GIVEN DATA START
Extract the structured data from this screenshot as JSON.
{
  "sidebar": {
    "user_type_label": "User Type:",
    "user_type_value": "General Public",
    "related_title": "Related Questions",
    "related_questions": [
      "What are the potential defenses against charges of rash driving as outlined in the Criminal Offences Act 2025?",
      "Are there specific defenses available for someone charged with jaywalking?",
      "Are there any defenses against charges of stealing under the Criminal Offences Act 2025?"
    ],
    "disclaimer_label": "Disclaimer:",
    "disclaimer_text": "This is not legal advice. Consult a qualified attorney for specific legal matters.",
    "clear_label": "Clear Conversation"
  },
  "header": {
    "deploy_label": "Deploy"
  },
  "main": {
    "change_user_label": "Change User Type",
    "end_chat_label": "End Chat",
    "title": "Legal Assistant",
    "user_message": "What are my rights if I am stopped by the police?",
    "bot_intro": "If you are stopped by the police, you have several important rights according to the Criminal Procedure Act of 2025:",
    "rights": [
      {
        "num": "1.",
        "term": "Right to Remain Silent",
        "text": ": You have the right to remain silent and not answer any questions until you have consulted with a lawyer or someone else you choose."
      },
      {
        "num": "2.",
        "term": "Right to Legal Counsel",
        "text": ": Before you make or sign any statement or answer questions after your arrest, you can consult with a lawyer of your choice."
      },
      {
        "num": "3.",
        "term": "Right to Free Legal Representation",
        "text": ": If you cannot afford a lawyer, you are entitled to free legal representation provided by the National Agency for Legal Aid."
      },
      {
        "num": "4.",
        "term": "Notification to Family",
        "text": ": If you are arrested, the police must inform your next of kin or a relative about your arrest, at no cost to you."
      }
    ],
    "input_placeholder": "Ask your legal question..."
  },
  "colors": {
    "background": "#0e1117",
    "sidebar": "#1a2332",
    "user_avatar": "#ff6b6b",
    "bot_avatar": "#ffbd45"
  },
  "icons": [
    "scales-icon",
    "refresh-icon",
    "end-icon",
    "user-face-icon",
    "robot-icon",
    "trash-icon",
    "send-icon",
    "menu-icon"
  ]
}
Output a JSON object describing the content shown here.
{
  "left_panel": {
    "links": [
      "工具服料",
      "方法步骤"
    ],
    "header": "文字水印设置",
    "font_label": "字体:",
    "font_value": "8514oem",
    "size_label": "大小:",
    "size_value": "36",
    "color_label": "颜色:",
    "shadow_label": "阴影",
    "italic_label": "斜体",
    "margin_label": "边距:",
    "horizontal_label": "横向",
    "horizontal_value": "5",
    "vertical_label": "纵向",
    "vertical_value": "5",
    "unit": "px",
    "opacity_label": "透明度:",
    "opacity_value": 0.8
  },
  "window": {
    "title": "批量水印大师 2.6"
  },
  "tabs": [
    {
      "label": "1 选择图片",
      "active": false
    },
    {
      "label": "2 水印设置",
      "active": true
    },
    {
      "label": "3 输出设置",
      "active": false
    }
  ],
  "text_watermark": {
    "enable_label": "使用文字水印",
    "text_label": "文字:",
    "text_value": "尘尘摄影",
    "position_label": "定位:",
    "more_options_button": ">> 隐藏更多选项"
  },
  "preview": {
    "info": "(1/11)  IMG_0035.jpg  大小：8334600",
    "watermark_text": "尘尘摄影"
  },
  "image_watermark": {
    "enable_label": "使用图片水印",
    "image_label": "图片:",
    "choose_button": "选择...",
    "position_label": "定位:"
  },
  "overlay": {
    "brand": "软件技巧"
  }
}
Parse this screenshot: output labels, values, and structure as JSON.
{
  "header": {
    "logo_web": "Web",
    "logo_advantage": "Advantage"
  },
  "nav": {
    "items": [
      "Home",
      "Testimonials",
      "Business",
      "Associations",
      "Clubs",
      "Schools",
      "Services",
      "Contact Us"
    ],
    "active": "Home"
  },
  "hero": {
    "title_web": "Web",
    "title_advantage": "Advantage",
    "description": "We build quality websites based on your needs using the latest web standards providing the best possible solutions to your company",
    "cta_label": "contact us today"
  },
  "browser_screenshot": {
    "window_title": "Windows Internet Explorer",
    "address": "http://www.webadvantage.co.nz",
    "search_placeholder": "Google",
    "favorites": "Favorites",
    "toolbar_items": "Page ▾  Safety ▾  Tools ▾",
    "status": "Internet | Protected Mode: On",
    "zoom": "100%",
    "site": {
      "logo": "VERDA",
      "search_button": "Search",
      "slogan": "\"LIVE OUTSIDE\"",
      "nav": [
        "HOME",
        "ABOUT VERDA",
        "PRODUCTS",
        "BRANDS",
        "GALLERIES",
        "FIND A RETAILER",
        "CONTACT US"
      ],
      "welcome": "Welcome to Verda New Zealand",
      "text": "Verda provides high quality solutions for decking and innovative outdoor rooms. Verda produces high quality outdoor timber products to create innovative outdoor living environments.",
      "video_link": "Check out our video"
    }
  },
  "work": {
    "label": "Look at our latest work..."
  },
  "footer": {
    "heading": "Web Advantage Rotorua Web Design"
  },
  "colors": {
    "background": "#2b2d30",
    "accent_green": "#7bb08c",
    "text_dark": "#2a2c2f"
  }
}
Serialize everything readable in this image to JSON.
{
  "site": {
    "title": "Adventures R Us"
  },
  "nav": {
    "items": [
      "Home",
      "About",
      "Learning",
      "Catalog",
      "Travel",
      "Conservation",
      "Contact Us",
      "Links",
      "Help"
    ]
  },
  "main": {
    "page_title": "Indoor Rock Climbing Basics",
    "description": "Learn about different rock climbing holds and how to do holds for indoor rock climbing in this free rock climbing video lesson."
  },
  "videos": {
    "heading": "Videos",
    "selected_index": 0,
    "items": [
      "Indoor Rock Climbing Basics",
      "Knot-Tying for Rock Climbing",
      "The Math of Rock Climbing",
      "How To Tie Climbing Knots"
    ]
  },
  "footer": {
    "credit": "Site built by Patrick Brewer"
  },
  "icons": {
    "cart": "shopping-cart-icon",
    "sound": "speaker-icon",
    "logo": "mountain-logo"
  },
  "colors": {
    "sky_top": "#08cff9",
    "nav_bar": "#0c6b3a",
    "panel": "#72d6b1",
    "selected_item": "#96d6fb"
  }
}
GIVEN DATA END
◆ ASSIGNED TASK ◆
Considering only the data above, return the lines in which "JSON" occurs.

◆ RESPONSE FOR THIS EXERCISE ◆
Extract the structured data from this screenshot as JSON.
Output a JSON object describing the content shown here.
Parse this screenshot: output labels, values, and structure as JSON.
Serialize everything readable in this image to JSON.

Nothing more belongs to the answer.